Problem description: Top to bottom, output the entries that follow exactly.

[Records excerpted from a collection]
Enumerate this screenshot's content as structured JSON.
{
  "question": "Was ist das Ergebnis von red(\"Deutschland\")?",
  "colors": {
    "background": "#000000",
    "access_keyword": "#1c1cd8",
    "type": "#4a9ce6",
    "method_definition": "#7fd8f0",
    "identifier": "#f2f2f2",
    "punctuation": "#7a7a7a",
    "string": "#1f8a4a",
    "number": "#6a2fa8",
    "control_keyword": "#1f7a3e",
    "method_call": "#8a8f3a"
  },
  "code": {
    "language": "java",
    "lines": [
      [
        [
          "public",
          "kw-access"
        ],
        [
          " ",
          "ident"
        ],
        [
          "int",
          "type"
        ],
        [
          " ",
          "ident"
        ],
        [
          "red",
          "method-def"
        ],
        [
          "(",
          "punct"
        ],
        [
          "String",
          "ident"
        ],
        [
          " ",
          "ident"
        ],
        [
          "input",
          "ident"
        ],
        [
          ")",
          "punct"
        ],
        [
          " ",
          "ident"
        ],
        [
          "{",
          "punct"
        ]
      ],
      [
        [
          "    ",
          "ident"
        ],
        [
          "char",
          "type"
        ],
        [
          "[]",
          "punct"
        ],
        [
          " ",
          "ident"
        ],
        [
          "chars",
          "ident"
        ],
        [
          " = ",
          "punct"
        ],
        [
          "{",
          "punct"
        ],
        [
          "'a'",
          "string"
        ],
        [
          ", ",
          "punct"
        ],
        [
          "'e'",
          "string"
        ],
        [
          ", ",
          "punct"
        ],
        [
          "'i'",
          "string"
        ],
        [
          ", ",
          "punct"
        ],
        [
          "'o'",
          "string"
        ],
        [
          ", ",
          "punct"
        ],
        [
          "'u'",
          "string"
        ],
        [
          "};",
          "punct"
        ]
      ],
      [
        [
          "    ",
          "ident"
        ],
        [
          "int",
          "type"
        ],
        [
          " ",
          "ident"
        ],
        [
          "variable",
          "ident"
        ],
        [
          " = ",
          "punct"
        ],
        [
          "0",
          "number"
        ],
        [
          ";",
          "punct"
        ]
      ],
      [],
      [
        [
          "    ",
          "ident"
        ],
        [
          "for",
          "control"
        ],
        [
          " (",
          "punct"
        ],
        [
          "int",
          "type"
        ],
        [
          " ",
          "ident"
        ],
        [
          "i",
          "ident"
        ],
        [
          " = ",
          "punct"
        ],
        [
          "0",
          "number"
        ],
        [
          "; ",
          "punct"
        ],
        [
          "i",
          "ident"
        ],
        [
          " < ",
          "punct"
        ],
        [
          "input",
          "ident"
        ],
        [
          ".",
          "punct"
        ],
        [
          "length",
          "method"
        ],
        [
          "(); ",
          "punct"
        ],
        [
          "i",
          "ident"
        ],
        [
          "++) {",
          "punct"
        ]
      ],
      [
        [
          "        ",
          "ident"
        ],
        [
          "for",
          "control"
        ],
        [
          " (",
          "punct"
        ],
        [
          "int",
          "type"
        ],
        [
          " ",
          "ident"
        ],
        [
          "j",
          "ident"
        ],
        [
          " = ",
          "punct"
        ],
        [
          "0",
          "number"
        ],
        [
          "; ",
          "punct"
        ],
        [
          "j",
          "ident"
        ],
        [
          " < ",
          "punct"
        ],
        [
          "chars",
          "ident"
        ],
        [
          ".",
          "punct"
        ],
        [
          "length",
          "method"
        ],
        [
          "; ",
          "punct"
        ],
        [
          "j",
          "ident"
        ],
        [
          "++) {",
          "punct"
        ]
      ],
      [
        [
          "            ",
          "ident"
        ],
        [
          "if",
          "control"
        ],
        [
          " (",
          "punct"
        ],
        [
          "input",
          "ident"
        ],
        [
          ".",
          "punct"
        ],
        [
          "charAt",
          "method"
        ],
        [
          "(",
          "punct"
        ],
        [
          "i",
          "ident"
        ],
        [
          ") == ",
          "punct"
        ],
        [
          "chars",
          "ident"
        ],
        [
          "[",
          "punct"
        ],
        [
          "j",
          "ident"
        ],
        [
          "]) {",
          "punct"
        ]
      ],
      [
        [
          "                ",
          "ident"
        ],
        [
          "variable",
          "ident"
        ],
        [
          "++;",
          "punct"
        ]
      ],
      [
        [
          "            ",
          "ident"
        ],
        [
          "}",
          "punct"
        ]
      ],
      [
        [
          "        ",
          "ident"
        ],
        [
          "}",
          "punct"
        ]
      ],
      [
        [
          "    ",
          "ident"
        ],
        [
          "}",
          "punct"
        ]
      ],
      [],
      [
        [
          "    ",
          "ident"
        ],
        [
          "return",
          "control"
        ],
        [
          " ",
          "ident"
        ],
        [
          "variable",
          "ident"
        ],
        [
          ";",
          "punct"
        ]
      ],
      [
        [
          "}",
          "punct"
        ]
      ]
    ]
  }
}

Written answer:
Enumerate this screenshot's content as structured JSON.
{
  "question": "Was ist das Ergebnis von red(\"Deutschland\")?",
  "colors": {
    "background": "#000000",
    "access_keyword": "#1c1cd8",
    "type": "#4a9ce6",
    "method_definition": "#7fd8f0",
    "identifier": "#f2f2f2",
    "punctuation": "#7a7a7a",
    "string": "#1f8a4a",
    "number": "#6a2fa8",
    "control_keyword": "#1f7a3e",
    "method_call": "#8a8f3a"
  },
  "code": {
    "language": "java",
    "lines": [
      [
        [
          "public",
          "kw-access"
        ],
        [
          " ",
          "ident"
        ],
        [
          "int",
          "type"
        ],
        [
          " ",
          "ident"
        ],
        [
          "red",
          "method-def"
        ],
        [
          "(",
          "punct"
        ],
        [
          "String",
          "ident"
        ],
        [
          " ",
          "ident"
        ],
        [
          "input",
          "ident"
        ],
        [
          ")",
          "punct"
        ],
        [
          " ",
          "ident"
        ],
        [
          "{",
          "punct"
        ]
      ],
      [
        [
          "    ",
          "ident"
        ],
        [
          "char",
          "type"
        ],
        [
          "[]",
          "punct"
        ],
        [
          " ",
          "ident"
        ],
        [
          "chars",
          "ident"
        ],
        [
          " = ",
          "punct"
        ],
        [
          "{",
          "punct"
        ],
        [
          "'a'",
          "string"
        ],
        [
          ", ",
          "punct"
        ],
        [
          "'e'",
          "string"
        ],
        [
          ", ",
          "punct"
        ],
        [
          "'i'",
          "string"
        ],
        [
          ", ",
          "punct"
        ],
        [
          "'o'",
          "string"
        ],
        [
          ", ",
          "punct"
        ],
        [
          "'u'",
          "string"
        ],
        [
          "};",
          "punct"
        ]
      ],
      [
        [
          "    ",
          "ident"
        ],
        [
          "int",
          "type"
        ],
        [
          " ",
          "ident"
        ],
        [
          "variable",
          "ident"
        ],
        [
          " = ",
          "punct"
        ],
        [
          "0",
          "number"
        ],
        [
          ";",
          "punct"
        ]
      ],
      [],
      [
        [
          "    ",
          "ident"
        ],
        [
          "for",
          "control"
        ],
        [
          " (",
          "punct"
        ],
        [
          "int",
          "type"
        ],
        [
          " ",
          "ident"
        ],
        [
          "i",
          "ident"
        ],
        [
          " = ",
          "punct"
        ],
        [
          "0",
          "number"
        ],
        [
          "; ",
          "punct"
        ],
        [
          "i",
          "ident"
        ],
        [
          " < ",
          "punct"
        ],
        [
          "input",
          "ident"
        ],
        [
          ".",
          "punct"
        ],
        [
          "length",
          "method"
        ],
        [
          "(); ",
          "punct"
        ],
        [
          "i",
          "ident"
        ],
        [
          "++) {",
          "punct"
        ]
      ],
      [
        [
          "        ",
          "ident"
        ],
        [
          "for",
          "control"
        ],
        [
          " (",
          "punct"
        ],
        [
          "int",
          "type"
        ],
        [
          " ",
          "ident"
        ],
        [
          "j",
          "ident"
        ],
        [
          " = ",
          "punct"
        ],
        [
          "0",
          "number"
        ],
        [
          "; ",
          "punct"
        ],
        [
          "j",
          "ident"
        ],
        [
          " < ",
          "punct"
        ],
        [
          "chars",
          "ident"
        ],
        [
          ".",
          "punct"
        ],
        [
          "length",
          "method"
        ],
        [
          "; ",
          "punct"
        ],
        [
          "j",
          "ident"
        ],
        [
          "++) {",
          "punct"
        ]
      ],
      [
        [
          "            ",
          "ident"
        ],
        [
          "if",
          "control"
        ],
        [
          " (",
          "punct"
        ],
        [
          "input",
          "ident"
        ],
        [
          ".",
          "punct"
        ],
        [
          "charAt",
          "method"
        ],
        [
          "(",
          "punct"
        ],
        [
          "i",
          "ident"
        ],
        [
          ") == ",
          "punct"
        ],
        [
          "chars",
          "ident"
        ],
        [
          "[",
          "punct"
        ],
        [
          "j",
          "ident"
        ],
        [
          "]) {",
          "punct"
        ]
      ],
      [
        [
          "                ",
          "ident"
        ],
        [
          "variable",
          "ident"
        ],
        [
          "++;",
          "punct"
        ]
      ],
      [
        [
          "            ",
          "ident"
        ],
        [
          "}",
          "punct"
        ]
      ],
      [
        [
          "        ",
          "ident"
        ],
        [
          "}",
          "punct"
        ]
      ],
      [
        [
          "    ",
          "ident"
        ],
        [
          "}",
          "punct"
        ]
      ],
      [],
      [
        [
          "    ",
          "ident"
        ],
        [
          "return",
          "control"
        ],
        [
          " ",
          "ident"
        ],
        [
          "variable",
          "ident"
        ],
        [
          ";",
          "punct"
        ]
      ],
      [
        [
          "}",
          "punct"
        ]
      ]
    ]
  }
}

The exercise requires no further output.